Business owners and managers often make the mistake of failing to communicate, or they communicate the wrong messages. This is a mistake that will almost always costs you money.
Why? Good communication is good marketing. Poor communication – or none at all – leaves customers, employees, vendors and others in the dark about you. That can hurt not only your reputation but also your bottom line.
The constant pressure of “staying in the black” can cause tunnel vision. You make excuses: “It’s my company; I know more about this than anyone else. With the economy suffering, I need to make money to keep people employed. I don’t have time to stop what I’m doing to let others know what’s going on. I don’t have money to market the company.”
It’s time to break through that tunnel vision and position yourself for the expected economic recovery. Here are six steps you can take to improve communications within your company:
• Identify all of your audiences – It’s a mistake to focus only on your customers. Other important audiences include employees, investors, board members, family and friends, vendors and suppliers, and local business and trade media. Make a list that spells out each audience, plus how you communicate with them. If your audiences are consistently updated about your company, they help you spread your business message – and become your advocates.

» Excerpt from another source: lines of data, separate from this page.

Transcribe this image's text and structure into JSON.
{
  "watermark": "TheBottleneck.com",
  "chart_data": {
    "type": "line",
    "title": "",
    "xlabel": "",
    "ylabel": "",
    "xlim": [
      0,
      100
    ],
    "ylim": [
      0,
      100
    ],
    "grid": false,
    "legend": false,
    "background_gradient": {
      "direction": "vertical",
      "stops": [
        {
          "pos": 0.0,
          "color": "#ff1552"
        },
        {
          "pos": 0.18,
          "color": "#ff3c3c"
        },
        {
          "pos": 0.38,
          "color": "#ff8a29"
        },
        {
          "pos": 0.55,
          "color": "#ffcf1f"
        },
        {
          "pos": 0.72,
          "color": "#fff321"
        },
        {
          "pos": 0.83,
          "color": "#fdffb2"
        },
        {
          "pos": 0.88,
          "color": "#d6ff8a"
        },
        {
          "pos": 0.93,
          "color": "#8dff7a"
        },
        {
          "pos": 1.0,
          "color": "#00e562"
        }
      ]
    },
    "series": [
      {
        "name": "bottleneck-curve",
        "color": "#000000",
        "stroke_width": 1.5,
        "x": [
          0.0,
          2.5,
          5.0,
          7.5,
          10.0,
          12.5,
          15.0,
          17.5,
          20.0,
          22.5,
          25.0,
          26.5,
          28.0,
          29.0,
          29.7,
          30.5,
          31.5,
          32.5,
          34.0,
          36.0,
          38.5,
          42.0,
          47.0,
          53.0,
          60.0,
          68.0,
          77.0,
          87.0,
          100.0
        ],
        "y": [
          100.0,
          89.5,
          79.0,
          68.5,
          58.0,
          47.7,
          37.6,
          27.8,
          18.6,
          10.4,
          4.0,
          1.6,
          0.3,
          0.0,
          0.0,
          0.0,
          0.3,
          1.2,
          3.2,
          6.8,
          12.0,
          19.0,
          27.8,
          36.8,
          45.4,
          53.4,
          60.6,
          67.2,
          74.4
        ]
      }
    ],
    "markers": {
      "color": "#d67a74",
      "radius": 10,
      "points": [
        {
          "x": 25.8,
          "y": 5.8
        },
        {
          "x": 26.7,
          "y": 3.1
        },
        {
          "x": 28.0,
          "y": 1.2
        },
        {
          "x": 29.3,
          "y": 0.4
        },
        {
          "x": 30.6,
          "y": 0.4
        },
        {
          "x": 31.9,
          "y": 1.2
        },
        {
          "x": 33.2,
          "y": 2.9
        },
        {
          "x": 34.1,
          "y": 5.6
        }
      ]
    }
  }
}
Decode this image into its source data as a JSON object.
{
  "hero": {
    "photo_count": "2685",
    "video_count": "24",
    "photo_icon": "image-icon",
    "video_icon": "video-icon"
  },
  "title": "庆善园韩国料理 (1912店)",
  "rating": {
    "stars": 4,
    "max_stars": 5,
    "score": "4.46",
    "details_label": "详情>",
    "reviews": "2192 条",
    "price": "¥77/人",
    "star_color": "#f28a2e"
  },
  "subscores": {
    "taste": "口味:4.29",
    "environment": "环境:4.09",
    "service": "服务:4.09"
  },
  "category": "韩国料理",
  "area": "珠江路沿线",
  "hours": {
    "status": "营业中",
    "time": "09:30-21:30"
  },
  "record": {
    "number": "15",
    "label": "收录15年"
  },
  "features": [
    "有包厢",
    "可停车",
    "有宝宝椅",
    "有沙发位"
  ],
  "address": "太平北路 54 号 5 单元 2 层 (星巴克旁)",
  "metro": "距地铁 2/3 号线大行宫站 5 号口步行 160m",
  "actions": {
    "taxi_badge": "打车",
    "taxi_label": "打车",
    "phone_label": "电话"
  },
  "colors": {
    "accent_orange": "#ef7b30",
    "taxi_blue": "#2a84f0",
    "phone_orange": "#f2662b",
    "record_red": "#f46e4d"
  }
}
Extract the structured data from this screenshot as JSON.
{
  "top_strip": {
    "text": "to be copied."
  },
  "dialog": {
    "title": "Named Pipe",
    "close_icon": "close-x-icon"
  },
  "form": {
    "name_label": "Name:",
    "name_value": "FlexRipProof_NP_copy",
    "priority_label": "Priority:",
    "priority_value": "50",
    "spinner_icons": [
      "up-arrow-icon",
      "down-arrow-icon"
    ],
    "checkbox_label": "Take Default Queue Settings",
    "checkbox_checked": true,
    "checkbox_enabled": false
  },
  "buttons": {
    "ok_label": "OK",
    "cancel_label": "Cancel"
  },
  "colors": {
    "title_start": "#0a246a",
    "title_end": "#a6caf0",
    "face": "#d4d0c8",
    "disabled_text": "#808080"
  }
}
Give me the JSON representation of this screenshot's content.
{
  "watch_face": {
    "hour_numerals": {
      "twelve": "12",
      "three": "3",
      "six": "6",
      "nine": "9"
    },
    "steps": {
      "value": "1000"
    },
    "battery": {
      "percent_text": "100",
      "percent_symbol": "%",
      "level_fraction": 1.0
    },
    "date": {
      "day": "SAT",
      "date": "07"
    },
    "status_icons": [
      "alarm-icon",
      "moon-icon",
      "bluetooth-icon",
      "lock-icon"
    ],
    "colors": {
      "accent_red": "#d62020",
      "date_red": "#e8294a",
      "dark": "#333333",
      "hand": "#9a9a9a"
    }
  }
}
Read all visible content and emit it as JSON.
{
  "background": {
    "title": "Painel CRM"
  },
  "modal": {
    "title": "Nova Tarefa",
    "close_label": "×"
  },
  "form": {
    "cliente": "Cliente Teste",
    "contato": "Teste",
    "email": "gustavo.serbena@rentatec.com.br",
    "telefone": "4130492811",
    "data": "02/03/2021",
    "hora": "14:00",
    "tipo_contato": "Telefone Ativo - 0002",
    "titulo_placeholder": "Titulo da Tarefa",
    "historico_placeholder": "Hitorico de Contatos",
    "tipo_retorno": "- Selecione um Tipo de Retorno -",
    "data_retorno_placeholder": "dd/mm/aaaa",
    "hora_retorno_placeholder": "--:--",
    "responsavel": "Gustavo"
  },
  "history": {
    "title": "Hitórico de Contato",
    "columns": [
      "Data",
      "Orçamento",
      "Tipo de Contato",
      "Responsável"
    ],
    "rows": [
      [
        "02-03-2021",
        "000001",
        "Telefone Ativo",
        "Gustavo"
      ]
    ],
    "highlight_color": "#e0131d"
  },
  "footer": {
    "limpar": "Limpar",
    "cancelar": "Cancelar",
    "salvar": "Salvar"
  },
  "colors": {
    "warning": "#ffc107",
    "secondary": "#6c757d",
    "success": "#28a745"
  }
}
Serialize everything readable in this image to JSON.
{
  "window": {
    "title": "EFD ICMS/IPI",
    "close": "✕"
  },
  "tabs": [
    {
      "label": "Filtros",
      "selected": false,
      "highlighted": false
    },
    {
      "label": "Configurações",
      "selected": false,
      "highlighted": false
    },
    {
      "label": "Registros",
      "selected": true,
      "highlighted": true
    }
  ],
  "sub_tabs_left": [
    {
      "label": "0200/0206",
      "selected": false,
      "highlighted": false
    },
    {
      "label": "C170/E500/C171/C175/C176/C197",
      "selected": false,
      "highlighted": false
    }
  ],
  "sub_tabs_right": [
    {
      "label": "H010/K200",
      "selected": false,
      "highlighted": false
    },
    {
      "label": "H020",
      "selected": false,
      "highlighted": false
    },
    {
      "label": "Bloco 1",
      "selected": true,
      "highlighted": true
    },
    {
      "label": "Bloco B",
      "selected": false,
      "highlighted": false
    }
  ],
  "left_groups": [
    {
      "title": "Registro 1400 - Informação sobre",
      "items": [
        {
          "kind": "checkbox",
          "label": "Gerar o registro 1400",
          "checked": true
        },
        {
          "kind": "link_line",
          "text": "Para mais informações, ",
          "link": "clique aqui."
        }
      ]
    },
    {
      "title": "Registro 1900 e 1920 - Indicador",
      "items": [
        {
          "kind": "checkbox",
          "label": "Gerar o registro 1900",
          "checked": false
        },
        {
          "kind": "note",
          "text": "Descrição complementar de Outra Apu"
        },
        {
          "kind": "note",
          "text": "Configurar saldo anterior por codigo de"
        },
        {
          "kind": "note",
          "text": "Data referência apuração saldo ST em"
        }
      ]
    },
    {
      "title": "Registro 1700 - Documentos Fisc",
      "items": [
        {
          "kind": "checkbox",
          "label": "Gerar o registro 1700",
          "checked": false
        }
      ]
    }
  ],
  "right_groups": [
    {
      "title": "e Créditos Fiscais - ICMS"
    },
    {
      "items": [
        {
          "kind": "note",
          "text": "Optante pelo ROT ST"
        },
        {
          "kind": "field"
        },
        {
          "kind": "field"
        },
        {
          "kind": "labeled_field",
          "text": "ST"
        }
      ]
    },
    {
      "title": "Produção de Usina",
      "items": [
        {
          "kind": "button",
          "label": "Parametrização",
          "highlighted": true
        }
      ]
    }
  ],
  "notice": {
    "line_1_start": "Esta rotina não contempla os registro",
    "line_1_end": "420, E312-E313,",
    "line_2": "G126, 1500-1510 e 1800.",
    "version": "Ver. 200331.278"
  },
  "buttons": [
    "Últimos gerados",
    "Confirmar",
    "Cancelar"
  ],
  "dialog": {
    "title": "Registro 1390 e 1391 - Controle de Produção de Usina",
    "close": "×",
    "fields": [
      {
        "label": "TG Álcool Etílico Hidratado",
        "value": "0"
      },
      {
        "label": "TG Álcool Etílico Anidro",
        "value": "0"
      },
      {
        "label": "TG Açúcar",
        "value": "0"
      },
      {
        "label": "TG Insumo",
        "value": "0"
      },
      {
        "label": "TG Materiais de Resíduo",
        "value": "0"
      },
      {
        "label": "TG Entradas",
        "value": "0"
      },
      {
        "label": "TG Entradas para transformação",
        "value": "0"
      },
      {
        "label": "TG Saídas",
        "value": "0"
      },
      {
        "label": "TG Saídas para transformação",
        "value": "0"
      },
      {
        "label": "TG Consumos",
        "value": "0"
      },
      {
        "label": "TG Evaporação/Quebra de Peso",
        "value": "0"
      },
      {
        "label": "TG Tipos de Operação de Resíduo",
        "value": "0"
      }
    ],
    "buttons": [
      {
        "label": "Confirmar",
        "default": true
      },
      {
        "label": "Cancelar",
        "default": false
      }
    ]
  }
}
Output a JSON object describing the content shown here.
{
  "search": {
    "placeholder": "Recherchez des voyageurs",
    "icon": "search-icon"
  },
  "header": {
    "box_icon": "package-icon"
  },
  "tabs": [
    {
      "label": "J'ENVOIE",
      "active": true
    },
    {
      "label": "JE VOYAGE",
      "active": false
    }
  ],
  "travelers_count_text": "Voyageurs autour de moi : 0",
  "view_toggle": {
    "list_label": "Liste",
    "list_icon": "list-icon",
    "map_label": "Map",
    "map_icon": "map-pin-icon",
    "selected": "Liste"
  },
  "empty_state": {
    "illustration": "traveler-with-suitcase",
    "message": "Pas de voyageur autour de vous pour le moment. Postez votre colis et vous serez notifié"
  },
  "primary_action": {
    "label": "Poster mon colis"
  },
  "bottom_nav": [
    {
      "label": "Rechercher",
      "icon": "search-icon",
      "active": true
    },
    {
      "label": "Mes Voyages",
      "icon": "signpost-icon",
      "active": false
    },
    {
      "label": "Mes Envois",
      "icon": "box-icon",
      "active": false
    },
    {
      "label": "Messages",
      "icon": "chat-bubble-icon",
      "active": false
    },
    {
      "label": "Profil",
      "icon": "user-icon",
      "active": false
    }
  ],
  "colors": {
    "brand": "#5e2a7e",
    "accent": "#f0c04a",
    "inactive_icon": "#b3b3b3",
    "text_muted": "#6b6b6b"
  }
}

• Showcase your successes – In a down economy, a successful business becomes a news story. Take opportunities to tell the news media – and your other audiences – about new business, contracts, a successful program, etc.
• Create simple business messages – If you had only 20 seconds to sell your company’s products or services to the country’s top CEO, what would you say? What makes you different or unique from your competitors? You have to create those messages. Then, you have to ensure they are prominent on your marketing materials, your Web site and in the minds of your audiences. You have to be able to say you are better than your competitor – and back it up with your performance.
• Beef up your marketing plan – Admit it. When business slows down, you normally cut the marketing budget first. Then you’re surprised when business slows even further. Duh. To grow your business, invest in a comprehensive marketing program. It doesn’t have to break the bank, but it has to be targeted to your potential customers.
• Pick low hanging fruit – Your existing customers should be a priority. Consider loyalty programs, special deals, perks and e-newsletters with coupons for customers who already know you. They’ll tell others about how great you are.
• Recognize your limitations – You are an expert at running your company. However, you are probably not a trained communications specialist. If you have a trained professional on staff, listen to him/her. If you don’t have someone on staff, contract with a professional to provide recommendations.
The present can be a time of business revival and recovery. You may have the best product or service, but if people don’t know about it, you won’t sell it. Don’t let others accuse your company of having “a failure to communicate.”